Now let’s take a snapshot!! This code will create the snapshot and should work for you, assuming that you have a “C:\Temp” directory. If you don’t, just adjust the script to a folder location. We’ll clean stuff up at the end of this.
USE tempdb GO CREATE DATABASE SnapShotIndexDemo_ss ON ( NAME = SnapShotIndexDemo, FILENAME = 'c:\Temp\SnapShotIndexDemo.ss' ) AS SNAPSHOT OF SnapShotIndexDemo GO
Now that the snapshot is created, let’s rebuild the non-clustered index and check the fragmentation. Once the rebuild is complete, we’ll restore the database using the snapshot that we just took. If our theory is true, we would expect to see the fragmentation reappear.
USE [SnapshotIndexDemo] GO ALTER INDEX [IX_Sharknado] ON [dbo].[Sharknado] REBUILD GO
Let’s check the fragmentation.
Since we rebuilt the non-clustered index, we would expect for the fragmentation to be 0. Finally, let’s restore the database using the snapshot that we took earlier.

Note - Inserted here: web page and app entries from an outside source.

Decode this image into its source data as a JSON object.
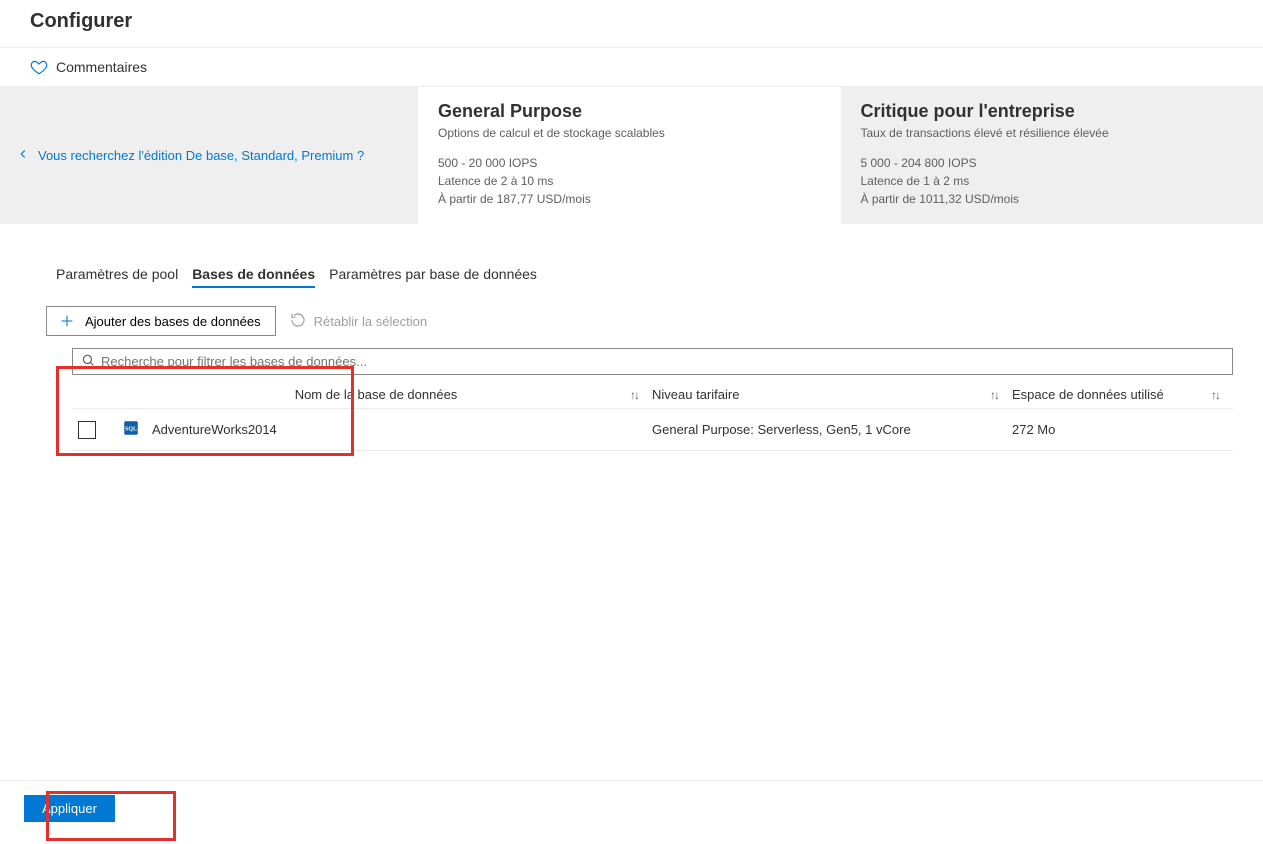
{
  "page": {
    "title": "Configurer"
  },
  "commands": {
    "feedback": "Commentaires"
  },
  "tier_link": "Vous recherchez l'édition De base, Standard, Premium ?",
  "tiers": [
    {
      "title": "General Purpose",
      "subtitle": "Options de calcul et de stockage scalables",
      "iops": "500 - 20 000 IOPS",
      "latency": "Latence de 2 à 10 ms",
      "price": "À partir de 187,77 USD/mois"
    },
    {
      "title": "Critique pour l'entreprise",
      "subtitle": "Taux de transactions élevé et résilience élevée",
      "iops": "5 000 - 204 800 IOPS",
      "latency": "Latence de 1 à 2 ms",
      "price": "À partir de 1011,32 USD/mois"
    }
  ],
  "tabs": {
    "pool": "Paramètres de pool",
    "databases": "Bases de données",
    "perdb": "Paramètres par base de données"
  },
  "toolbar": {
    "add": "Ajouter des bases de données",
    "reset": "Rétablir la sélection"
  },
  "search": {
    "placeholder": "Recherche pour filtrer les bases de données..."
  },
  "columns": {
    "name": "Nom de la base de données",
    "tier": "Niveau tarifaire",
    "space_used": "Espace de données utilisé"
  },
  "rows": [
    {
      "name": "AdventureWorks2014",
      "tier": "General Purpose: Serverless, Gen5, 1 vCore",
      "space_used": "272 Mo"
    }
  ],
  "footer": {
    "apply": "Appliquer"
  }
}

USE tempdb GO RESTORE DATABASE SnapShotIndexDemo FROM DATABASE_SNAPSHOT ='SnapShotIndexDemo_ss' GO
And check the fragmentation again.
Voila! The fragmentation is once back again thus our theory is correct.
So, in conclusion, if you have fragmentation in your database and you take a snapshot, you’ll be taking the fragmentation right along with it.
Of course, we should leave the environment as we found it, so here is some code to clean things up if you want.
USE [tempdb] GO -- Clean up the snapshot IF EXISTS (SELECT name FROM sys.databases WHERE name = N'SnapShotIndexDemo_ss') DROP DATABASE [SnapShotIndexDemo_ss] GO -- Clean up the database IF EXISTS (SELECT name FROM sys.databases WHERE name = N'SnapShotIndexDemo') DROP DATABASE [SnapShotIndexDemo] GO